The Minnesota case is important, even if only symbolically. US district judge Michael J Davis’s unusual review of options earlier this week was the first of its kind. Perhaps it was a sign, 15 years after 9/11, that parts of the US may finally be willing to look past radicalisation and towards rehabilitation.
It is telling that the court took note of the Minnesota Somalis’ youth — they were mostly in their teens — when they conspired in 2014 to travel to the Middle East to support ISIL. And that the court said it wants to provide supervision to ensure public safety while working to help the men “become successful, law-abiding citizens”. So far, radicalised Americans have mostly received long and harsh sentences. Legal experts believe that the Minnesota sentencing could serve as a template for other judges dealing with similar cases.
The idea of reclaiming its young from the ideological stranglehold of ISIL and other extremist organisations should weigh heavily on American officials, especially after a week in which the violent radicalisation of US-bred young men has featured so prominently. Last week, Dahir Adan, a 20-year-old Somali-American in St Cloud, near Minneapolis, went on the rampage with a knife while shouting “Allahu Akbar”. And Afghan-American Ahmad Khan Rahmani was charged with bomb attacks in New York and New Jersey. Both men were born overseas but grew up in the US. Numerous other home-grown terrorism cases are pending elsewhere in the US. As they say, on such a full sea are we now afloat.

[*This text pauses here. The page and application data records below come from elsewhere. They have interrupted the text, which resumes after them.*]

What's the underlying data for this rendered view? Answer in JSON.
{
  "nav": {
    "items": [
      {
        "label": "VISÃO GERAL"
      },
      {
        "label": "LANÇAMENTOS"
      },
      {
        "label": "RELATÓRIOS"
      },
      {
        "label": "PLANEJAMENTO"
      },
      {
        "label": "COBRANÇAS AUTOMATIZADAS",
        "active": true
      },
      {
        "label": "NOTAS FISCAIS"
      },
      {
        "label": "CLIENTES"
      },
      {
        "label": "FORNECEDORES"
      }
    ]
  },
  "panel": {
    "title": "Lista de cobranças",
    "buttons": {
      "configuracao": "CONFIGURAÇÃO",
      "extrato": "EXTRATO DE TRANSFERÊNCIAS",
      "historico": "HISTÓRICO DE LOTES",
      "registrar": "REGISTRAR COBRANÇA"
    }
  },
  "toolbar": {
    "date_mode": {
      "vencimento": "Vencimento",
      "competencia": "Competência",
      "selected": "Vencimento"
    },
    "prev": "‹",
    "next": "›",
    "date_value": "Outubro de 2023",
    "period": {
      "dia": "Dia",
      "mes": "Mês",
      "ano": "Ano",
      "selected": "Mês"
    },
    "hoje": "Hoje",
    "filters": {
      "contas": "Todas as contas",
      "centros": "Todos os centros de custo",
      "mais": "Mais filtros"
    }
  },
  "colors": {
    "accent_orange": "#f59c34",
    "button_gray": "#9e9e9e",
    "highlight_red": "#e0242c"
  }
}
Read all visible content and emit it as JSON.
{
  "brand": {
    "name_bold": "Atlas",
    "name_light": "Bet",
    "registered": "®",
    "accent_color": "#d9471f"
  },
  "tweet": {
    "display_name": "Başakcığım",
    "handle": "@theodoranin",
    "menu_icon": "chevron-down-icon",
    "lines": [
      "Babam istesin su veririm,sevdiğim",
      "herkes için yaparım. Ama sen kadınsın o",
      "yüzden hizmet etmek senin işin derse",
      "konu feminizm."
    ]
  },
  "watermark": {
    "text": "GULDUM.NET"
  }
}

Even so, in the affairs of men, as in nature, all is ebb and tide.